Material provided section start
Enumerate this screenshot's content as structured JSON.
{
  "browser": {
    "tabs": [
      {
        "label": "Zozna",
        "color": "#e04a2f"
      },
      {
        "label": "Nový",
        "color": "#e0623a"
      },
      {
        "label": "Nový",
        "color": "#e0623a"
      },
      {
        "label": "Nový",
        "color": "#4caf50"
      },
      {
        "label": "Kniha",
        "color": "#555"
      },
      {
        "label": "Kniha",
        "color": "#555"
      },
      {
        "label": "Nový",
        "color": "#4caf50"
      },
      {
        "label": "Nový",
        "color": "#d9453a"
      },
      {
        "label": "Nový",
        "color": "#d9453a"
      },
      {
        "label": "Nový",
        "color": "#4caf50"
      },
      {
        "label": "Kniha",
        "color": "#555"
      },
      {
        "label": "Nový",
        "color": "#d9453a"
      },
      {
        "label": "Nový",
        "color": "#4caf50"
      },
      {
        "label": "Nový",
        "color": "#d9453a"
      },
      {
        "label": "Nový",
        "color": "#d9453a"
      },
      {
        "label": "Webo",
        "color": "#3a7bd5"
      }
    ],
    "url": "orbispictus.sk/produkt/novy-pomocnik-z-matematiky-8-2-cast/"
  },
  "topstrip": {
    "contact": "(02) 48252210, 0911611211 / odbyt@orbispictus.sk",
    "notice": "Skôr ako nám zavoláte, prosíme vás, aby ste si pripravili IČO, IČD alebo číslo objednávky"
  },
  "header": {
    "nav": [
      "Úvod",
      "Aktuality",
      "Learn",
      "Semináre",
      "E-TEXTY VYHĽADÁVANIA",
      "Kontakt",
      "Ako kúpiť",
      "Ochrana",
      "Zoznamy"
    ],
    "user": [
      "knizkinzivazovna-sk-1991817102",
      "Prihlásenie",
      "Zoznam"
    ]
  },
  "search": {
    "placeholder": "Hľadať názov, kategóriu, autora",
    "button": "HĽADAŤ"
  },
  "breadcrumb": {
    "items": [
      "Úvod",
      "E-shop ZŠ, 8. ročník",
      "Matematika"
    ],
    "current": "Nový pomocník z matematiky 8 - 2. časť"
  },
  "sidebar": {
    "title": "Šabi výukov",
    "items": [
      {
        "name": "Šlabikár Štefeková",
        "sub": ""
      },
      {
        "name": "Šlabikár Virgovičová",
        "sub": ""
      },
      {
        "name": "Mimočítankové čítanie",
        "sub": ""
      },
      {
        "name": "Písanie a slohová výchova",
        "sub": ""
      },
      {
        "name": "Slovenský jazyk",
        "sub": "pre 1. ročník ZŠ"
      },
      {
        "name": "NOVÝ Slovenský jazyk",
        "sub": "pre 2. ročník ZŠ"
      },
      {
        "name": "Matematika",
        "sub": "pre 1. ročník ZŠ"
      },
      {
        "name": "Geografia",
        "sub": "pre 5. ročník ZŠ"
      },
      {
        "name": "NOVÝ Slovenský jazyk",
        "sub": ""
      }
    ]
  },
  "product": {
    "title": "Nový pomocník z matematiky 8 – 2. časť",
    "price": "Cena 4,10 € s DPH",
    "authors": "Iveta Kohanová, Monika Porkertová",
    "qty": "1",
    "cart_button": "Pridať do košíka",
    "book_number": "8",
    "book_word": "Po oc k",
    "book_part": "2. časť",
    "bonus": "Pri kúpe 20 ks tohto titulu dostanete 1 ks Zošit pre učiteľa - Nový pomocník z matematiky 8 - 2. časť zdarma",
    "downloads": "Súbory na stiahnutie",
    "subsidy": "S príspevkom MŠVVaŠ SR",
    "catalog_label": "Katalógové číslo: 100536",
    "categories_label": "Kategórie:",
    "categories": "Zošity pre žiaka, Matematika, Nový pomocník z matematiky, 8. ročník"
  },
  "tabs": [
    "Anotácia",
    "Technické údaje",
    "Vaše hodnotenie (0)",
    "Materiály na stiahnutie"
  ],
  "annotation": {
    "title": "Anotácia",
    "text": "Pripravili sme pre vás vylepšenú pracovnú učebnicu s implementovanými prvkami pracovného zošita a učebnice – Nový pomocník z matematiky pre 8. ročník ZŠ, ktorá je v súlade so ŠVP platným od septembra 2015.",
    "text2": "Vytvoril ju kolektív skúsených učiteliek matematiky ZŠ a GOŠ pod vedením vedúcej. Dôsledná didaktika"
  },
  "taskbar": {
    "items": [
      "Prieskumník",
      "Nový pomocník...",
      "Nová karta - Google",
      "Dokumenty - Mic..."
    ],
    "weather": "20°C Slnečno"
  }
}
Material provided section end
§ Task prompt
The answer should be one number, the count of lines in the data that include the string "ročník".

§ Solution to this problem
7